▸ **Task details**
Search the data below for the string "text" and copy all lines where it shows up.

▸ **Records shown**
__________________________________________________

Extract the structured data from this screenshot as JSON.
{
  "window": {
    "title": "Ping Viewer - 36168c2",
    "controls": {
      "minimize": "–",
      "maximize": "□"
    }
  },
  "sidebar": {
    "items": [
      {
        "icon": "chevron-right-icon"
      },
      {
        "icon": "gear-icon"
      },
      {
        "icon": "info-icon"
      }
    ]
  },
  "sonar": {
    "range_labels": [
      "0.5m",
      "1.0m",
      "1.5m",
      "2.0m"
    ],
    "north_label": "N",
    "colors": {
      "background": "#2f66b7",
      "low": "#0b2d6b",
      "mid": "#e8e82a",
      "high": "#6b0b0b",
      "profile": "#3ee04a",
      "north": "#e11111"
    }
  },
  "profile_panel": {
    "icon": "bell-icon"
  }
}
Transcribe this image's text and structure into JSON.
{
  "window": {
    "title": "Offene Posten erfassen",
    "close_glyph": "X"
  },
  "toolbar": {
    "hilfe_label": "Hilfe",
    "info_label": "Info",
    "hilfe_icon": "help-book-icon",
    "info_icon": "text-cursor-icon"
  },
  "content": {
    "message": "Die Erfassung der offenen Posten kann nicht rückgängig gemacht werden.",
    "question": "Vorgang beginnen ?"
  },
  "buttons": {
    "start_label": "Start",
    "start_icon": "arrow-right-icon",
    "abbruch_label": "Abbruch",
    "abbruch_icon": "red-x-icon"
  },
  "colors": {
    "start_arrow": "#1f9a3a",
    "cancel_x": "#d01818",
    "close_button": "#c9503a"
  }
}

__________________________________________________

▸ **Your response**
Transcribe this image's text and structure into JSON.
    "info_icon": "text-cursor-icon"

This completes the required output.